§ About this task
Among the entries below, tally each line where the word "reading" appears and state only the total.

(Source data)
Segment Open

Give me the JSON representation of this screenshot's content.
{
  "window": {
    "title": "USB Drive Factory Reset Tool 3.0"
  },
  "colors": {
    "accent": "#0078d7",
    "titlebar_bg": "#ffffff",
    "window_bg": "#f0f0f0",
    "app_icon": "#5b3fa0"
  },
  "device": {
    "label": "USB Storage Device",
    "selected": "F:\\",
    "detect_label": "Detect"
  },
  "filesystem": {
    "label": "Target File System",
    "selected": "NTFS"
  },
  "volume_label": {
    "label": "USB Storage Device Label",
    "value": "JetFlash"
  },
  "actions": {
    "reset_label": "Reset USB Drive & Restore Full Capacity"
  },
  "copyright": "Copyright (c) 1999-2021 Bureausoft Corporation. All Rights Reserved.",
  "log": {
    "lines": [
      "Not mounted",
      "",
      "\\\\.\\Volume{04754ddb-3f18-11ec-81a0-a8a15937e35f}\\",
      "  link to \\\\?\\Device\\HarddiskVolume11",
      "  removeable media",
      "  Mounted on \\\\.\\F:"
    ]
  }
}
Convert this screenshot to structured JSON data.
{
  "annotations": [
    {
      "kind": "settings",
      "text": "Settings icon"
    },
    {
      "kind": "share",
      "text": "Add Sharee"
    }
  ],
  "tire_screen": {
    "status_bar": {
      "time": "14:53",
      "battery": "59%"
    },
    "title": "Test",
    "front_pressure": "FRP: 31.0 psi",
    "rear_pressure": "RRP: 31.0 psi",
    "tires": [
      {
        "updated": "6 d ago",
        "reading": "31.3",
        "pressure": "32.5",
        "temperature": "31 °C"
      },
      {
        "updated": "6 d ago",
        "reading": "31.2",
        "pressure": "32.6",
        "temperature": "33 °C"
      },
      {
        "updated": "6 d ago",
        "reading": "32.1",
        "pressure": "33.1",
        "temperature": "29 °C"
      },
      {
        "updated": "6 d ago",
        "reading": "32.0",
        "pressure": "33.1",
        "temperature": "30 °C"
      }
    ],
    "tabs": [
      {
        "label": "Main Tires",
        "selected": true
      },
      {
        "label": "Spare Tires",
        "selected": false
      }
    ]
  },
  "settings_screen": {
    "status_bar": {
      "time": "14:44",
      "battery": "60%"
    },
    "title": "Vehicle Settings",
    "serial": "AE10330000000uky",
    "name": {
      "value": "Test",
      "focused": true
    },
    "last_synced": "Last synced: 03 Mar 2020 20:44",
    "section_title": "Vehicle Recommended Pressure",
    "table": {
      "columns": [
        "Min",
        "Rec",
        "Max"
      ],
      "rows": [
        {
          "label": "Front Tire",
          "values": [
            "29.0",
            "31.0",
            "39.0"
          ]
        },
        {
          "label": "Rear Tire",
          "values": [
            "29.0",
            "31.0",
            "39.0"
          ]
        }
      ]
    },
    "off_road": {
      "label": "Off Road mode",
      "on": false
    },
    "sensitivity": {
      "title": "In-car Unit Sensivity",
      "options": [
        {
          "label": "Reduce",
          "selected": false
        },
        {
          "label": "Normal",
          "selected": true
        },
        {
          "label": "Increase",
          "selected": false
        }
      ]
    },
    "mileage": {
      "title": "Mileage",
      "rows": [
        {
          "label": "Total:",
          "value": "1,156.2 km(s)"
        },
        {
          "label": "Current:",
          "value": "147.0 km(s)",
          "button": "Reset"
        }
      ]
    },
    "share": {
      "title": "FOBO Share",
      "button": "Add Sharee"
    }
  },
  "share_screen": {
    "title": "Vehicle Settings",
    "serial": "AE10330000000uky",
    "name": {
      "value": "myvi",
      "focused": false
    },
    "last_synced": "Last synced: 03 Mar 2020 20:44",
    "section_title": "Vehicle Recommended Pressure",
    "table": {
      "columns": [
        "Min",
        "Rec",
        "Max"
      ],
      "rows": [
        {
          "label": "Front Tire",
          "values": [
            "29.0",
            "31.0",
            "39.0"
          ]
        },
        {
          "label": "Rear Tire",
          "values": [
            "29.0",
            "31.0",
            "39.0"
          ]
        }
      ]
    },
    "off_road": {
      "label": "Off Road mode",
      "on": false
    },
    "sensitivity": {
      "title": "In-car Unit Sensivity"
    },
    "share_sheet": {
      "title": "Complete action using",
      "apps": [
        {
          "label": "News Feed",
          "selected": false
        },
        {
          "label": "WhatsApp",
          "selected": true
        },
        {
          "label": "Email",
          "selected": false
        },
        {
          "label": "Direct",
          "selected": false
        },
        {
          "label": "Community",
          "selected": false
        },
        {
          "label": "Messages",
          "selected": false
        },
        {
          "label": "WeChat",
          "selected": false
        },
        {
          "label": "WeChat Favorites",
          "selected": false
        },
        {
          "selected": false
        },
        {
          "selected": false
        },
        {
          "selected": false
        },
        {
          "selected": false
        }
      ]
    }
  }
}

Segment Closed

§ Task answer
4